> _EXERCISE DESCRIPTION_: Search the lines of the records for the word "JSON", and copy every line that has it.

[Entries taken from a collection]
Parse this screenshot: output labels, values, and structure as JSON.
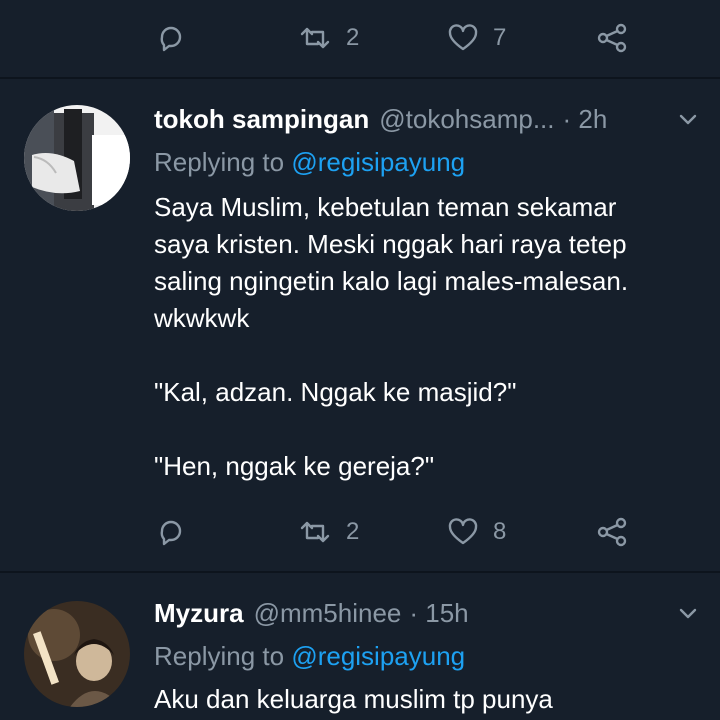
{
  "top_actions": {
    "retweet_count": "2",
    "like_count": "7"
  },
  "tweets": [
    {
      "display_name": "tokoh sampingan",
      "handle": "@tokohsamp...",
      "time": "· 2h",
      "replying_prefix": "Replying to",
      "replying_to": "@regisipayung",
      "lines": [
        "Saya Muslim, kebetulan teman sekamar",
        "saya kristen. Meski nggak hari raya tetep",
        "saling ngingetin kalo lagi males-malesan.",
        "wkwkwk",
        "\"Kal, adzan. Nggak ke masjid?\"",
        "\"Hen, nggak ke gereja?\""
      ],
      "retweet_count": "2",
      "like_count": "8"
    },
    {
      "display_name": "Myzura",
      "handle": "@mm5hinee",
      "time": "· 15h",
      "replying_prefix": "Replying to",
      "replying_to": "@regisipayung",
      "lines": [
        "Aku dan keluarga muslim tp punya"
      ]
    }
  ],
  "colors": {
    "background": "#161f2b",
    "divider": "#0d141d",
    "muted": "#8b98a5",
    "link": "#1da1f2"
  },
  "icons": [
    "reply-icon",
    "retweet-icon",
    "like-icon",
    "share-icon",
    "chevron-down-icon"
  ]
}
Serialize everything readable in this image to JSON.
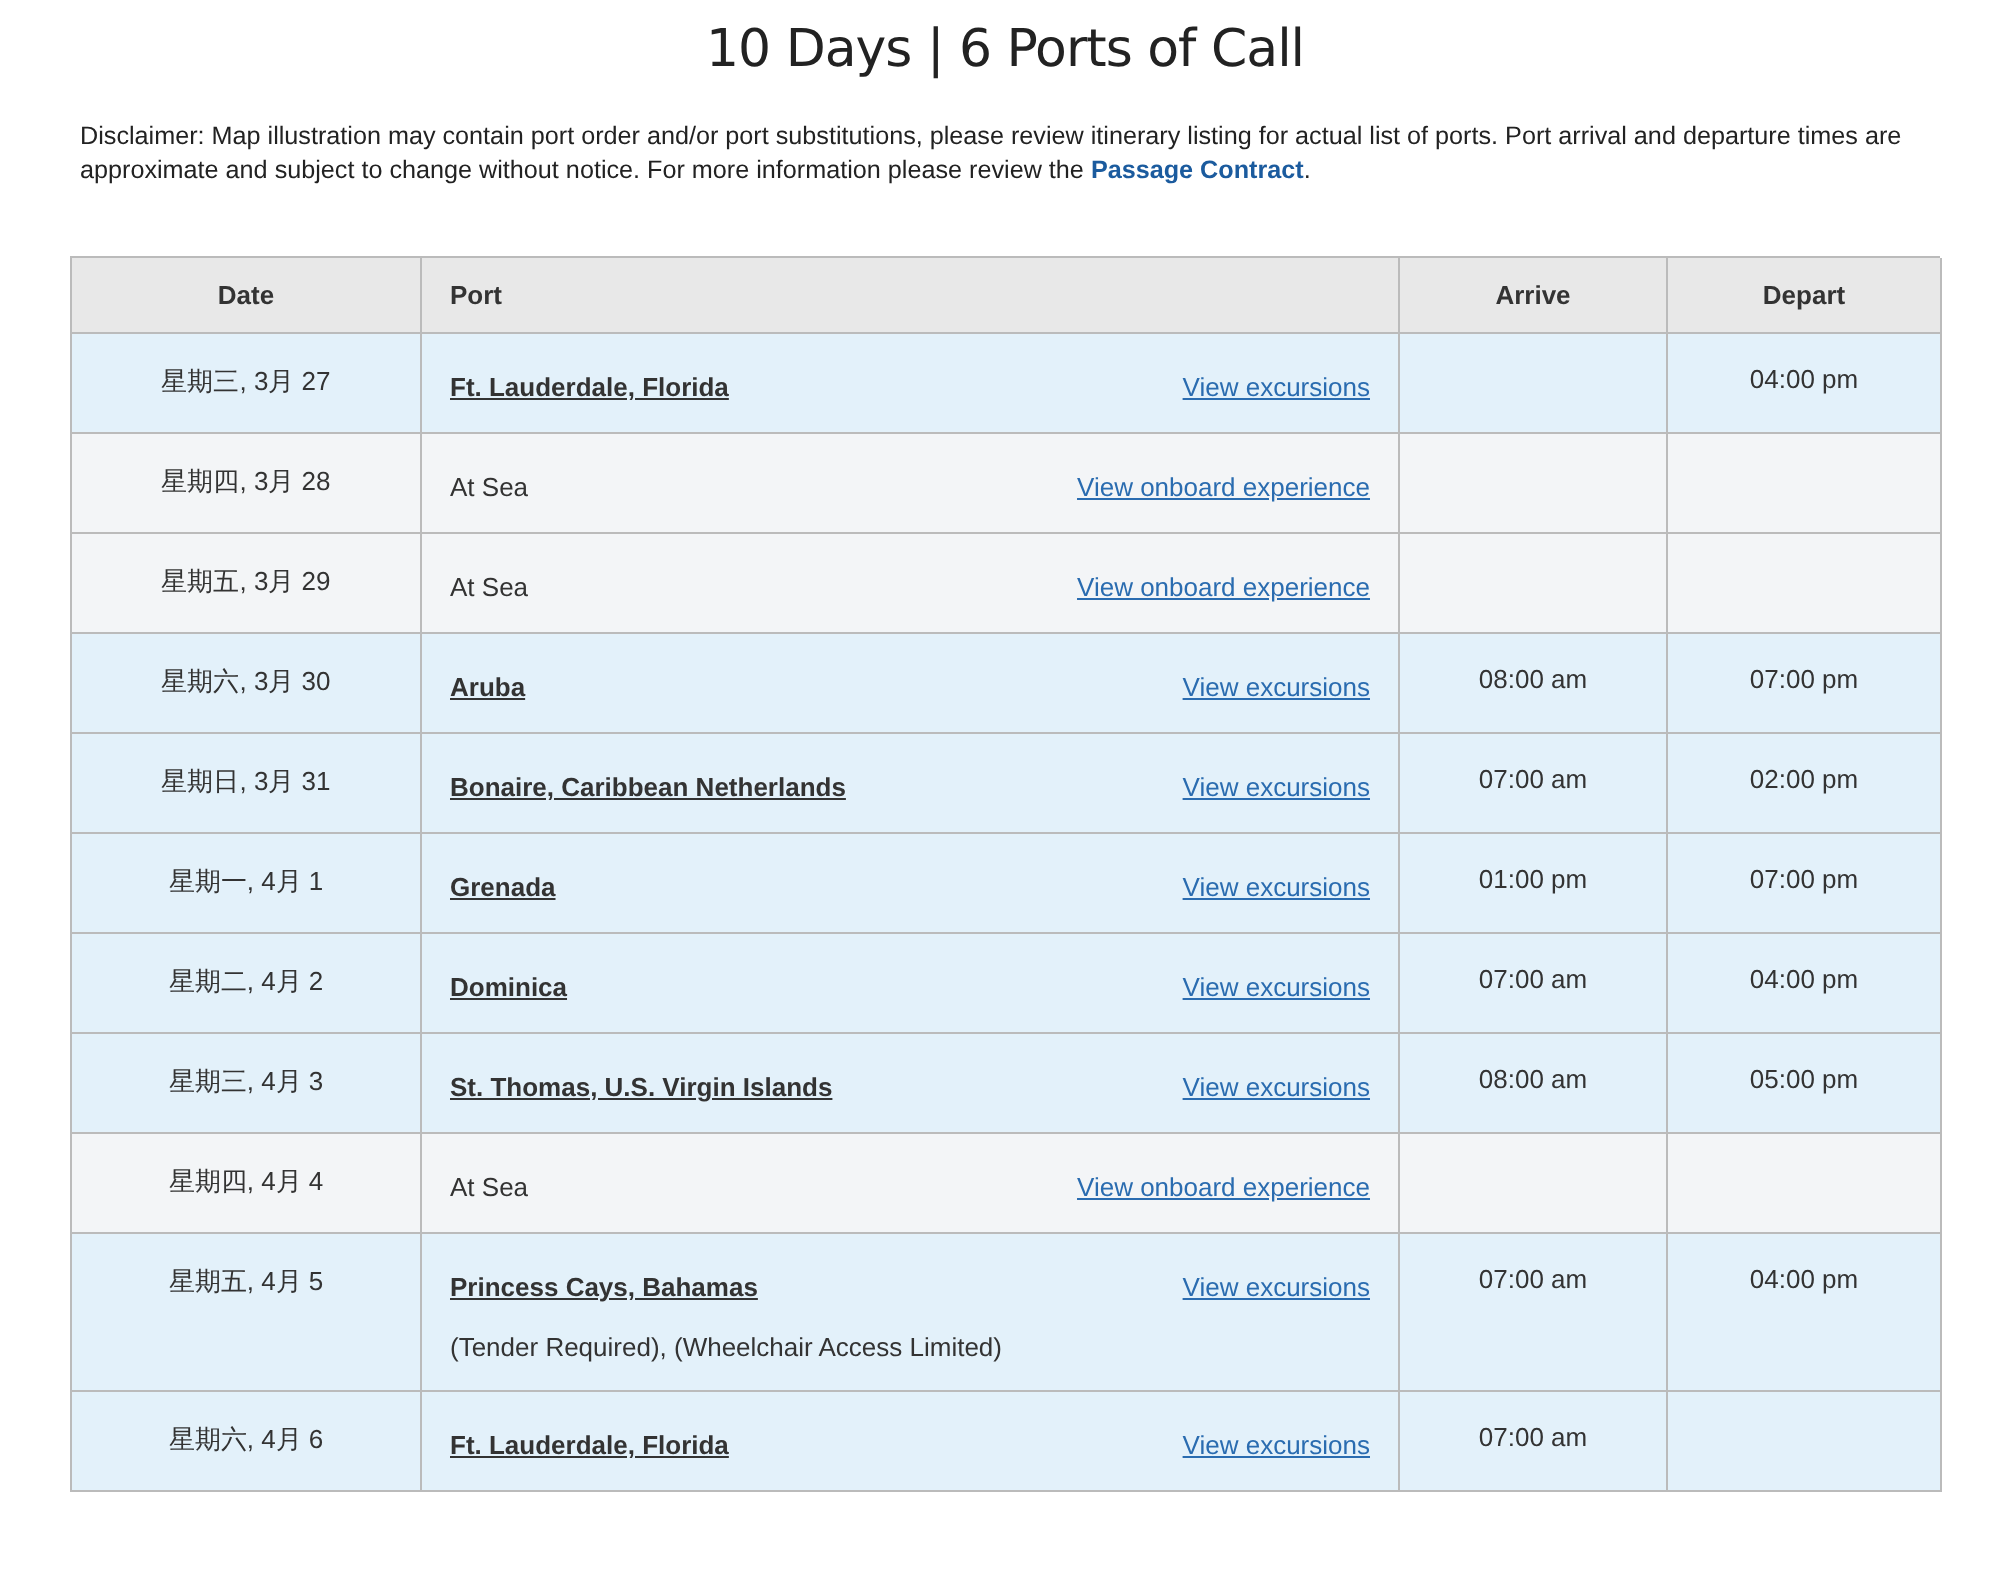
{
  "title": "10 Days | 6 Ports of Call",
  "disclaimer": {
    "text": "Disclaimer: Map illustration may contain port order and/or port substitutions, please review itinerary listing for actual list of ports. Port arrival and departure times are approximate and subject to change without notice. For more information please review the ",
    "link": "Passage Contract",
    "end": "."
  },
  "table": {
    "columns": [
      "Date",
      "Port",
      "Arrive",
      "Depart"
    ],
    "rows": [
      {
        "kind": "port",
        "date": "星期三, 3月 27",
        "port": "Ft. Lauderdale, Florida",
        "link": "View excursions",
        "depart": "04:00 pm"
      },
      {
        "kind": "sea",
        "date": "星期四, 3月 28",
        "port": "At Sea",
        "link": "View onboard experience"
      },
      {
        "kind": "sea",
        "date": "星期五, 3月 29",
        "port": "At Sea",
        "link": "View onboard experience"
      },
      {
        "kind": "port",
        "date": "星期六, 3月 30",
        "port": "Aruba",
        "link": "View excursions",
        "arrive": "08:00 am",
        "depart": "07:00 pm"
      },
      {
        "kind": "port",
        "date": "星期日, 3月 31",
        "port": "Bonaire, Caribbean Netherlands",
        "link": "View excursions",
        "arrive": "07:00 am",
        "depart": "02:00 pm"
      },
      {
        "kind": "port",
        "date": "星期一, 4月 1",
        "port": "Grenada",
        "link": "View excursions",
        "arrive": "01:00 pm",
        "depart": "07:00 pm"
      },
      {
        "kind": "port",
        "date": "星期二, 4月 2",
        "port": "Dominica",
        "link": "View excursions",
        "arrive": "07:00 am",
        "depart": "04:00 pm"
      },
      {
        "kind": "port",
        "date": "星期三, 4月 3",
        "port": "St. Thomas, U.S. Virgin Islands",
        "link": "View excursions",
        "arrive": "08:00 am",
        "depart": "05:00 pm"
      },
      {
        "kind": "sea",
        "date": "星期四, 4月 4",
        "port": "At Sea",
        "link": "View onboard experience"
      },
      {
        "kind": "port",
        "date": "星期五, 4月 5",
        "port": "Princess Cays, Bahamas",
        "link": "View excursions",
        "note": "(Tender Required), (Wheelchair Access Limited)",
        "arrive": "07:00 am",
        "depart": "04:00 pm"
      },
      {
        "kind": "port",
        "date": "星期六, 4月 6",
        "port": "Ft. Lauderdale, Florida",
        "link": "View excursions",
        "arrive": "07:00 am"
      }
    ]
  }
}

> _SOLUTION TO THIS EXERCISE_:
Parse this screenshot: output labels, values, and structure as JSON.
Serialize everything readable in this image to JSON.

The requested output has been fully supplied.